Our entire investment banking team continues to serve our clients during this extraordinary period and are available at your convenience to discuss your specific situation in light of changing market conditions.
As a fully tech-enabled mergers & acquisitions specialist, we are able to provide deep market intelligence and valuable insight. Our valuation and financial modeling capabilities can help you better understand your company’s current and likely future status, while our extensive contacts across the corporate, private equity, and debt financing communities can be an important resource as you map your forward strategy.

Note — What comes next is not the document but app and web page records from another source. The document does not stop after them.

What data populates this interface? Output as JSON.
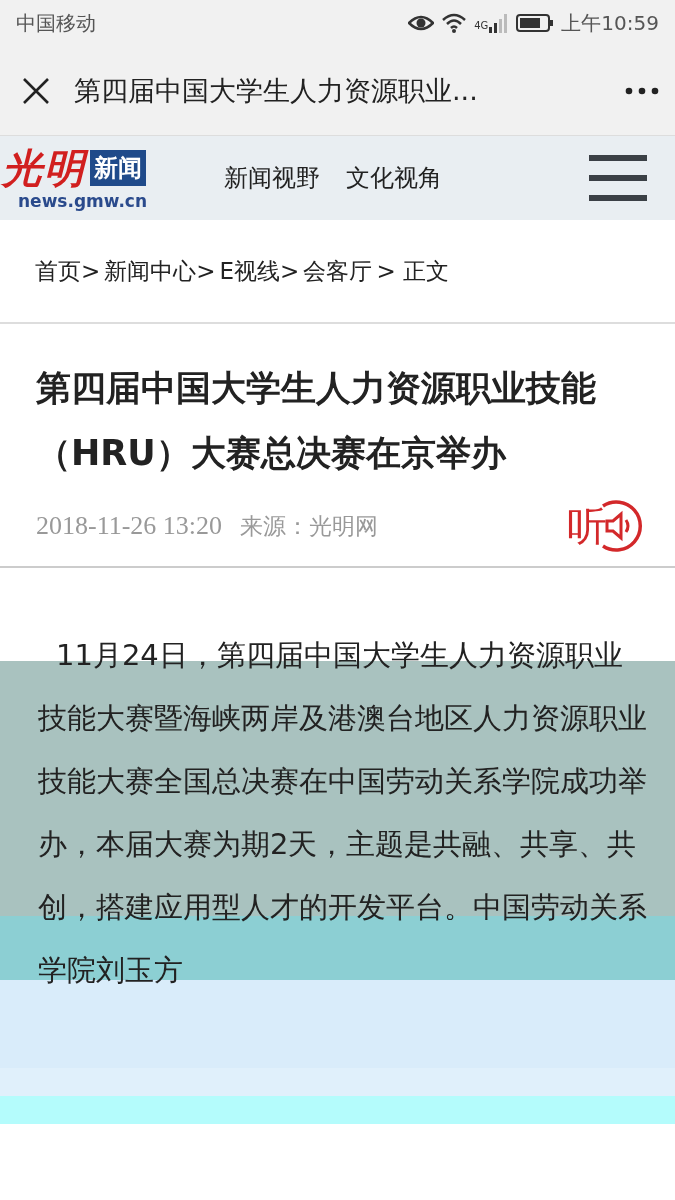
{
  "status_bar": {
    "carrier": "中国移动",
    "network": "4G",
    "time": "上午10:59"
  },
  "nav_bar": {
    "title": "第四届中国大学生人力资源职业..."
  },
  "site_header": {
    "logo_mark": "光明",
    "logo_badge": "新闻",
    "logo_domain": "news.gmw.cn",
    "links": [
      {
        "label": "新闻视野"
      },
      {
        "label": "文化视角"
      }
    ]
  },
  "breadcrumb": [
    "首页>",
    "新闻中心>",
    "E视线>",
    "会客厅",
    "> 正文"
  ],
  "article": {
    "title": "第四届中国大学生人力资源职业技能（HRU）大赛总决赛在京举办",
    "date": "2018-11-26 13:20",
    "source": "来源：光明网",
    "listen_label": "听",
    "body": "11月24日，第四届中国大学生人力资源职业技能大赛暨海峡两岸及港澳台地区人力资源职业技能大赛全国总决赛在中国劳动关系学院成功举办，本届大赛为期2天，主题是共融、共享、共创，搭建应用型人才的开发平台。中国劳动关系学院刘玉方"
  }
}
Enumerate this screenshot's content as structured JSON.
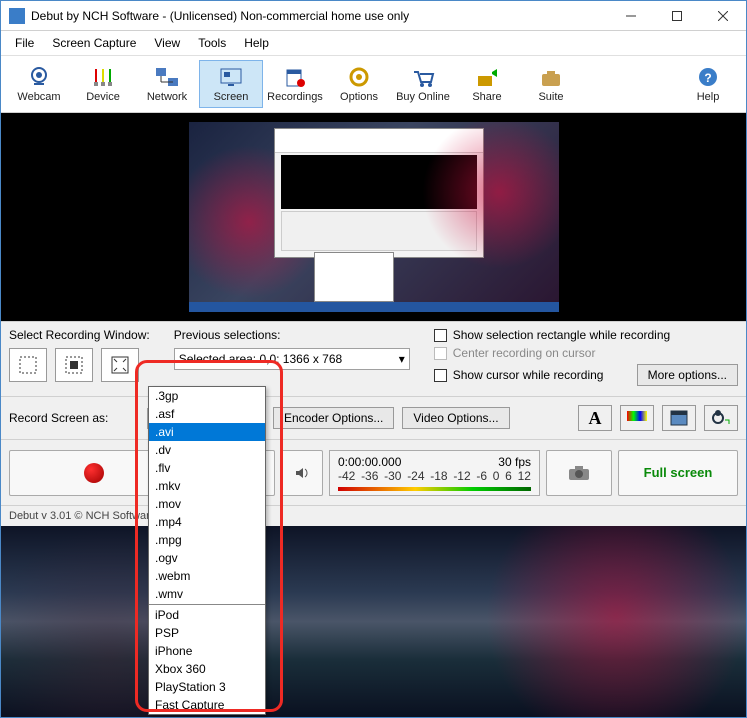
{
  "window": {
    "title": "Debut by NCH Software - (Unlicensed) Non-commercial home use only"
  },
  "menubar": [
    "File",
    "Screen Capture",
    "View",
    "Tools",
    "Help"
  ],
  "toolbar": [
    {
      "id": "webcam",
      "label": "Webcam"
    },
    {
      "id": "device",
      "label": "Device"
    },
    {
      "id": "network",
      "label": "Network"
    },
    {
      "id": "screen",
      "label": "Screen",
      "selected": true
    },
    {
      "id": "recordings",
      "label": "Recordings"
    },
    {
      "id": "options",
      "label": "Options"
    },
    {
      "id": "buyonline",
      "label": "Buy Online"
    },
    {
      "id": "share",
      "label": "Share"
    },
    {
      "id": "suite",
      "label": "Suite"
    },
    {
      "id": "help",
      "label": "Help"
    }
  ],
  "selection": {
    "label": "Select Recording Window:",
    "prev_label": "Previous selections:",
    "prev_value": "Selected area: 0,0; 1366 x 768",
    "chk1": "Show selection rectangle while recording",
    "chk2": "Center recording on cursor",
    "chk3": "Show cursor while recording",
    "more": "More options..."
  },
  "record": {
    "label": "Record Screen as:",
    "current": ".avi",
    "encoder": "Encoder Options...",
    "video": "Video Options...",
    "options": [
      ".3gp",
      ".asf",
      ".avi",
      ".dv",
      ".flv",
      ".mkv",
      ".mov",
      ".mp4",
      ".mpg",
      ".ogv",
      ".webm",
      ".wmv",
      "__sep",
      "iPod",
      "PSP",
      "iPhone",
      "Xbox 360",
      "PlayStation 3",
      "Fast Capture"
    ],
    "selected_index": 2
  },
  "ctrl": {
    "time": "0:00:00.000",
    "fps": "30 fps",
    "ticks": [
      "-42",
      "-36",
      "-30",
      "-24",
      "-18",
      "-12",
      "-6",
      "0",
      "6",
      "12"
    ],
    "full": "Full screen"
  },
  "footer": "Debut v 3.01 © NCH Software"
}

We invite you to contact us, confidentially and without obligation, for a frank discussion about your particular situation and how we can be of service.
About Berkery Noyes
Berkery Noyes provides skilled transaction management to publicly traded and privately held businesses and private equity groups in both sell-side and buy-side mergers and acquisitions. We have managed transactions ranging from several million to more than four billion dollars in value. For more information, visit www.berkerynoyes.com.
Footnotes “2021 Tax Policy Outlook: The Changing Horizon.” PwC, Jan. 2021, https:www/pwc.com/us/en/tax-services/publications/assets/tax-policy-outlook-2021-the-changing-horizon.pdf  Foster, Sarah. “Biden’s Tax Plan: Watch For These Expanded Breaks Soon And Possible Hikes Later.” Bankrate, 15 Feb. 2021, https://www.bankrate.com/banking/federal-reserve/biden-tax-plan-changes-how-to-prepare  Scott, Michelle P. “Explaining Biden’s Tax Plan.” Investopedia, 20 Jan. 2021, https://www.investopedia.com/explaining-biden-s-tax-plan-5080766  Agarwal, Sanjay. “Potential Tax Reforms of a Biden Administration.” Bloomberg Industry Group News, Jan. 2021, https://news.bloombergtax.com/daily-tax-report/potential-tax-reforms-of-a-biden-administration  “Business Tax Provisions Expiring in 2020, 2021, and 2022 (‘Tax Extenders’).” EveryCRSReport.com, Congressional Research Service, 13 Mar. 2020, https://www.everycrsreport.com/reports/R46271.html  “M&A Trends & Outlook.” Middle Market Growth, DHG LLP, 21 Jan. 2021, www.middlemarketgrowth.org/ma-trends-outlook/  PwC. “Deals Industry Insights.” PwC, 2021, www.pwc.com/us/en/services/deals/industry-insights.html  “Optimistic Deal-Makers Ready for M&A Activity in 2021.” Middle Market Growth, Middle Market Growth, 25 Jan. 2021, https://middlemarketgrowth.org/optimistic-deal-makers-ready-for-ma-activity-in-2021/
Additional References “Global M&A Insights Q4 2020 Report.” JD Supra, 2021, https://www.jdsupra.com/legalnews/global-m-a-insights-q4-2020-3413948/  “Weekly global economic update.” Deloitte Insights. 2021. https://www2.deloitte.com/us/en/insights/economy/global-economic-outlook/weekly-update.html  McCombie, David III. (2021, January 15). Forbes, “Business owners: Sell now… or forever hold Your Peace?” https://www.forbes.com/sites/davidwmccombie/2021/01/12/business-owners-sell-now-or-forever-hold-your-peace/  Jacobs, Kevin, et al. “Cracks in the Crystal Ball: TCJA and Other Tax Law Changes to Watch Out For.” Alvarez & Marsal | Management Consulting | Professional Services, 17 Feb. 2021, https://www.alvarezandmarsal.com/insights/cracks-crystal-ball-tcja-and-other-tax-law-changes-watch-out  “Biden Tax Policies Take Center Stage: What to Expect in 2021 and Beyond.” Tax & Accounting Blog Posts by Thomson Reuters, 1 Feb. 2021, https://tax.thomsonreuters.com/blog/biden-tax-policies/  Intralinks. “SS&C Intralinks Deal Flow Predictor for Q1 2021.” Intralinks, 8 Dec. 2020, https://www.intralinks.com/insights/publication/deal-flow-predictor-2021q1  Aiyengar, Anu, and Dirk Albersmeier. “2021 Global M&A Outlook.” Jpmorgan.com, 2021,. https://www.jpmorgan.com/solutions/cib/investment-banking/2021-global-ma-outlook  Washington Council, EY “How Expiring Tax Provisions May Impact the Policy Landscape.” EY, 20 Jan. 2021, https://www.ey.com/en_us/tax/how-expiring-tax-provisions-may-impact-policy-landscape